Minimal Instructions

Janet also limits when and how much scaffolding she offers to the students in order to give them room to explore. “The very first thing they learn in this course is problem-solving steps and how to identify what you know and what you don’t know. So we talk through the problem, ‘What do you need? Well yes, you need this Hangman stage, so how would you do that? I don’t tend to give them too many hints before they get started, I’d rather have them get started and get stuck and then help them figure it out.”

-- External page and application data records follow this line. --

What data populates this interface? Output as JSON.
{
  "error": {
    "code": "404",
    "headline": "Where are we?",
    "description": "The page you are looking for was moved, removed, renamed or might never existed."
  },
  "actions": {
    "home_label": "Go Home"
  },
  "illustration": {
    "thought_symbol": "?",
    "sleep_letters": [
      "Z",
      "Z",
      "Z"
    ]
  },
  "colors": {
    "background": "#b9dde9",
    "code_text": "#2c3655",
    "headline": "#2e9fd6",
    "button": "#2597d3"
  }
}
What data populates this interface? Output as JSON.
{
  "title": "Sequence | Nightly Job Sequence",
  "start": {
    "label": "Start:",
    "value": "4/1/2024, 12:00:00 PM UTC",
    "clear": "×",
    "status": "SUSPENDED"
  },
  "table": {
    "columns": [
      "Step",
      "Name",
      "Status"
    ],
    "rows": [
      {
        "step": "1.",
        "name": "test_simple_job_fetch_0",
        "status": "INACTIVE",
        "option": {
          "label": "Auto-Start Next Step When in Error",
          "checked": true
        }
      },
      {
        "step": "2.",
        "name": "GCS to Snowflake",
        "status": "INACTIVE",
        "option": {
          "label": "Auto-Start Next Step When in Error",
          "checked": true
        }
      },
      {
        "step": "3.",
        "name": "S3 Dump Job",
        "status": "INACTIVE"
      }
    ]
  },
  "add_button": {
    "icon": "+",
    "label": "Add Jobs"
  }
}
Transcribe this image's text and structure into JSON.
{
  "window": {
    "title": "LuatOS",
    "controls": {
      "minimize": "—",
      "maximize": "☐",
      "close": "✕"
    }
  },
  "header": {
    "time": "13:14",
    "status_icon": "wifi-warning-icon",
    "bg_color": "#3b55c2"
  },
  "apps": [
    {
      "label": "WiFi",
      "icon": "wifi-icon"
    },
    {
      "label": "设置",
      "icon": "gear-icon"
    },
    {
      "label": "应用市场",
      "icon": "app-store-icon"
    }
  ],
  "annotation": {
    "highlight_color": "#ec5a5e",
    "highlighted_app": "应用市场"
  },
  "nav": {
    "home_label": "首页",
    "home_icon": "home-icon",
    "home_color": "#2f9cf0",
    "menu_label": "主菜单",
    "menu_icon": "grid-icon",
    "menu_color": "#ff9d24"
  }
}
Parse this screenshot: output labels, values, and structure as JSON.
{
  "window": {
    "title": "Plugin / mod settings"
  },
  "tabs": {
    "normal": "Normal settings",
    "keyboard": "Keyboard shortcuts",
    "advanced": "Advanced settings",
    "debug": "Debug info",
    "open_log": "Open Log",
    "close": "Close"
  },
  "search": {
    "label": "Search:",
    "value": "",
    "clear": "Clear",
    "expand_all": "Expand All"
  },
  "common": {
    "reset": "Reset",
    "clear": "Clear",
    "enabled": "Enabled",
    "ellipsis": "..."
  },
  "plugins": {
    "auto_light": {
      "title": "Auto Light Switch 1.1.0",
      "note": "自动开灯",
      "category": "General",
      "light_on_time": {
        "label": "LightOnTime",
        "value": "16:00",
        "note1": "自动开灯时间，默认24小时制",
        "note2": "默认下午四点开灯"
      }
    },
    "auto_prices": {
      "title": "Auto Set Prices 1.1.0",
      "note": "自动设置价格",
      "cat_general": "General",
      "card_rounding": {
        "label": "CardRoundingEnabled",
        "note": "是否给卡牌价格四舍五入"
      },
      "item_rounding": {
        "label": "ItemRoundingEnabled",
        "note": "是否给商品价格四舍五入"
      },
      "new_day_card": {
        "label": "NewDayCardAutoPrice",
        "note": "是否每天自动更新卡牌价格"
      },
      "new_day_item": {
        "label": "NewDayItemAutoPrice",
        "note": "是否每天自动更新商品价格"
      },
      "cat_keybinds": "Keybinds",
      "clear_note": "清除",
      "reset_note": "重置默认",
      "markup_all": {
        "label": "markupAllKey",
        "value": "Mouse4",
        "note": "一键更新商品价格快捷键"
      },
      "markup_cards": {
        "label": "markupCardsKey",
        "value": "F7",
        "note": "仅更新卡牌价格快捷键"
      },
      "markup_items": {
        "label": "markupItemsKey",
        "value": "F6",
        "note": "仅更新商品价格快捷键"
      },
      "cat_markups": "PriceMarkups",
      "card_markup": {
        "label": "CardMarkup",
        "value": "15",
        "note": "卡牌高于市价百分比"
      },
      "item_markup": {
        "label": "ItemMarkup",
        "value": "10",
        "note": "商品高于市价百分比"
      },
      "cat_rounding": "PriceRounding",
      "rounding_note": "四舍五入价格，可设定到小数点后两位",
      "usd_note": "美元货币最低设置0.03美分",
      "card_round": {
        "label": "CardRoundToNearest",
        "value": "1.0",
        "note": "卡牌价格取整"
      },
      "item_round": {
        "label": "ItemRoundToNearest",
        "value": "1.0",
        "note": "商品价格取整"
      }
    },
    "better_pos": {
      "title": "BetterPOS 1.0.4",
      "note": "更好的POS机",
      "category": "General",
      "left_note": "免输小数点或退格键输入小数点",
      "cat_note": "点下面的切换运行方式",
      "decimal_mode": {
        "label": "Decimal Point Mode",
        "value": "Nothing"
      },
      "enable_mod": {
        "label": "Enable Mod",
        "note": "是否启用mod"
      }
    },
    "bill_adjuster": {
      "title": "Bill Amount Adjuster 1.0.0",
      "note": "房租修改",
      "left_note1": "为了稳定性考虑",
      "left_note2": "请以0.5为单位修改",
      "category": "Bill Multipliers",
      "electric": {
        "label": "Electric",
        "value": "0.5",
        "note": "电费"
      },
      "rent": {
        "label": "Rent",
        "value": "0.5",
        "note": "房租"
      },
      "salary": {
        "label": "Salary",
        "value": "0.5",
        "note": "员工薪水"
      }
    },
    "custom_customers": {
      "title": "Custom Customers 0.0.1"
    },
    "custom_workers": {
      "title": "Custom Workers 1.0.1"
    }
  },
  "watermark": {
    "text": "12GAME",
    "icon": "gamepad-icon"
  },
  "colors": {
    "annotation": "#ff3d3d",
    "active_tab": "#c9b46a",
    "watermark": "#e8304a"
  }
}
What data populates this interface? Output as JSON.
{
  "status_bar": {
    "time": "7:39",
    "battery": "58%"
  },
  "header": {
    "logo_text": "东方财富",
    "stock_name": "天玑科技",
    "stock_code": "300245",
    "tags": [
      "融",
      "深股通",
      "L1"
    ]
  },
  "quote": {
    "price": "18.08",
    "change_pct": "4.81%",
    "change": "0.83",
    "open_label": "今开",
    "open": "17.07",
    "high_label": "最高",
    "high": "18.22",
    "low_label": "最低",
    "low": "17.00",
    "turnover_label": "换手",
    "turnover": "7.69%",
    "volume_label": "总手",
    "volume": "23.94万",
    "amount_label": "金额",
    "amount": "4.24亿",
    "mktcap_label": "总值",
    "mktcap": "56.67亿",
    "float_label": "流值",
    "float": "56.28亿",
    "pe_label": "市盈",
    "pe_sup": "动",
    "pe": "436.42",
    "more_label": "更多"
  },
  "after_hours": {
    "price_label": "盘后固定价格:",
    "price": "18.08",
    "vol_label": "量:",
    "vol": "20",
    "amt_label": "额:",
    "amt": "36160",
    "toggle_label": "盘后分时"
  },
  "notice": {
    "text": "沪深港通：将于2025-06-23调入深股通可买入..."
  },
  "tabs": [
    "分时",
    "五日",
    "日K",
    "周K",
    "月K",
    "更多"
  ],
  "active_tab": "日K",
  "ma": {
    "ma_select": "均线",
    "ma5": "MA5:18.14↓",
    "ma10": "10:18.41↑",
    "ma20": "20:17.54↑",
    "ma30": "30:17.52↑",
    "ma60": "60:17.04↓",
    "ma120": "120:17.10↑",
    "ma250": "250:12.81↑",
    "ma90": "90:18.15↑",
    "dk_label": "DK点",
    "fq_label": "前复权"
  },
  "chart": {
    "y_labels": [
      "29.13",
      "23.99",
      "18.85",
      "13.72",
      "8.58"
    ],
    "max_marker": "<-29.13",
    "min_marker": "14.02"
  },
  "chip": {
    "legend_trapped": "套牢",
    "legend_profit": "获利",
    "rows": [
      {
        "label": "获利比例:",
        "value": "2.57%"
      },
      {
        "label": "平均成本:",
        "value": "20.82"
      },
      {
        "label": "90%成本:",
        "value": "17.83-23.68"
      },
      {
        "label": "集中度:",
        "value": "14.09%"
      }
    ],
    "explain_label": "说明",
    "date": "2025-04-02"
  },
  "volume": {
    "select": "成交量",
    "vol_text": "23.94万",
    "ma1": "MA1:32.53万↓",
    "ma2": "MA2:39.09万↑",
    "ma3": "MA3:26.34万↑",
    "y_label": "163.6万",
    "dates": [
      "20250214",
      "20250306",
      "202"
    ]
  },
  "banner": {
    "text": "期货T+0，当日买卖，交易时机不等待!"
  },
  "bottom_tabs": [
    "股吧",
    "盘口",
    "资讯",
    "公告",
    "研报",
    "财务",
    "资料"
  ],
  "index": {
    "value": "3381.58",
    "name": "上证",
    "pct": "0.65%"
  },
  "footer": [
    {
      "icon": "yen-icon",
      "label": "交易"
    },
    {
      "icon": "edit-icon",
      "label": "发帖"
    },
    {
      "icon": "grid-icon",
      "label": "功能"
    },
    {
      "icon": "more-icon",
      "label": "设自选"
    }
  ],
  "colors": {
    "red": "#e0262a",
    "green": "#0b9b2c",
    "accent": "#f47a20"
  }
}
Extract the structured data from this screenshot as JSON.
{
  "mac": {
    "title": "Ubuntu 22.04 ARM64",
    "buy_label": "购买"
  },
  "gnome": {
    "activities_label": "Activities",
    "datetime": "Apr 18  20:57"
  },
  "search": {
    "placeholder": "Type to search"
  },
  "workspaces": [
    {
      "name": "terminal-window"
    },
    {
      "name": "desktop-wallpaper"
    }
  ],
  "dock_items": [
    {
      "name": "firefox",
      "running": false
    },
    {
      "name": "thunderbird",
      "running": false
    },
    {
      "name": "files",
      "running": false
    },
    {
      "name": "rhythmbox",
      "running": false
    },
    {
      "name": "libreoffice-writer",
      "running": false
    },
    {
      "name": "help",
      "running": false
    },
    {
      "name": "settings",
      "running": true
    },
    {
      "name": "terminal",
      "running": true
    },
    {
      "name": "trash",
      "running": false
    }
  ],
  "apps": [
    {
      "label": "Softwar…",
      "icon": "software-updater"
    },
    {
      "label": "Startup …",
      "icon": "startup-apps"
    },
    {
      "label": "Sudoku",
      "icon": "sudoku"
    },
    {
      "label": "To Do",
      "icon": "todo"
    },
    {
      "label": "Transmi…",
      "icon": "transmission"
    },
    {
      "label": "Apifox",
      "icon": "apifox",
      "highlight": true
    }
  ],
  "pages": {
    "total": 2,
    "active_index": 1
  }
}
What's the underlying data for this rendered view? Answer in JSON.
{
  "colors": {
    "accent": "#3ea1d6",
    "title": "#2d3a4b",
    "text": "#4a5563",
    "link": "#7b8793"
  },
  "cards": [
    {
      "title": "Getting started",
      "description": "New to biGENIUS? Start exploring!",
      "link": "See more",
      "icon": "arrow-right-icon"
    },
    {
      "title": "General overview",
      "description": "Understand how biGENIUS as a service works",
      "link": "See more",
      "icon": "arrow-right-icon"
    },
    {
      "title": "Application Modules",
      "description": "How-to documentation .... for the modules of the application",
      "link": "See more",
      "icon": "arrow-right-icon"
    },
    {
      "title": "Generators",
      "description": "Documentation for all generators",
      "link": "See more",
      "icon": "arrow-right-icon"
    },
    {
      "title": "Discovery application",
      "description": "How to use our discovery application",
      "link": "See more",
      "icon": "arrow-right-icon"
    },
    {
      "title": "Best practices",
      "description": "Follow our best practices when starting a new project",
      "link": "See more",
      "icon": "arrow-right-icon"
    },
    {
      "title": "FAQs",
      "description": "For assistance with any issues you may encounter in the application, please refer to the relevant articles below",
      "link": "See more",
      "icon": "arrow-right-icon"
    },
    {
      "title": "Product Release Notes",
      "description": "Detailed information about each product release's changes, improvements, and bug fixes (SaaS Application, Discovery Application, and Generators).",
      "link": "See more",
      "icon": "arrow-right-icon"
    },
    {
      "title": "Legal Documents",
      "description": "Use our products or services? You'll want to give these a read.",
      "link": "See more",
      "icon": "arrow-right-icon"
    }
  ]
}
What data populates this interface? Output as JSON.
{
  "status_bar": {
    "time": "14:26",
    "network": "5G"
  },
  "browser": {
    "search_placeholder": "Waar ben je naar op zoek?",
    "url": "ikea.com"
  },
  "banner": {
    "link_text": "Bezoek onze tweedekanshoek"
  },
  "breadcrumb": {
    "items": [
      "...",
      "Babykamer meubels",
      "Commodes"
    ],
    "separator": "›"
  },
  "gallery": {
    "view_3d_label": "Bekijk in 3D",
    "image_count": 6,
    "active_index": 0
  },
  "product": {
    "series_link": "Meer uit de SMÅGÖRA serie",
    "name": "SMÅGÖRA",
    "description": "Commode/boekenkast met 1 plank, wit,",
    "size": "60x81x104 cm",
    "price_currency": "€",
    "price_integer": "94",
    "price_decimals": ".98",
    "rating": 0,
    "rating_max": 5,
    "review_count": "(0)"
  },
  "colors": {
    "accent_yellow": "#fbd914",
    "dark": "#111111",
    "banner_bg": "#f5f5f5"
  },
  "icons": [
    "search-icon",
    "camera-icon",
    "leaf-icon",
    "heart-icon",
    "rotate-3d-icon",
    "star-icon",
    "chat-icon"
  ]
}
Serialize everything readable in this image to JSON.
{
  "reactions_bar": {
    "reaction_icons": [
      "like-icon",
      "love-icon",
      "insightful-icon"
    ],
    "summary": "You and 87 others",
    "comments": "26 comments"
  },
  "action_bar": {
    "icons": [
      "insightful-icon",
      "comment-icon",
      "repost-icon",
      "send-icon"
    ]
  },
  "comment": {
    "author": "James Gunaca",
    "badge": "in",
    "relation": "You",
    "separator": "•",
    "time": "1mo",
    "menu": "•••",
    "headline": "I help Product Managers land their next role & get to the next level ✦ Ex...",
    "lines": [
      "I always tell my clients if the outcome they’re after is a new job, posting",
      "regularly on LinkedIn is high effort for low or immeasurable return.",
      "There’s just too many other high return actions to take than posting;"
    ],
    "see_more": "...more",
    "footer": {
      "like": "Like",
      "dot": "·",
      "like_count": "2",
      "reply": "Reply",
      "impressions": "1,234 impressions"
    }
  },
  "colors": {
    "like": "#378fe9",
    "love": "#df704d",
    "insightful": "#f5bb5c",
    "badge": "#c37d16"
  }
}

Janet’s model of purposeful open-endedness empowers students to make decisions about what design challenges to take on and how to address them. Throughout the process of developing final projects, students felt, at times, both stressed and satisfied. “Part of it was to throw them into that environment where they realize that it’s a lot harder than it looks but then they can’t back out because they’re so into it. I have kids who didn’t realize how difficult it is to do a checkers game because you have only two colors. It’s a real struggle. They start programming and they’re trying to figure it out and it’s hard, but then they end up with these beautiful checkers sets. A course like this shows the students that there’s a way of understanding the procedure, not just calculating the solution. It speaks a lot to problem solving, computational thinking, much more than just writing the script. And that to me is very important.”

 

Scratch Project: 
randomness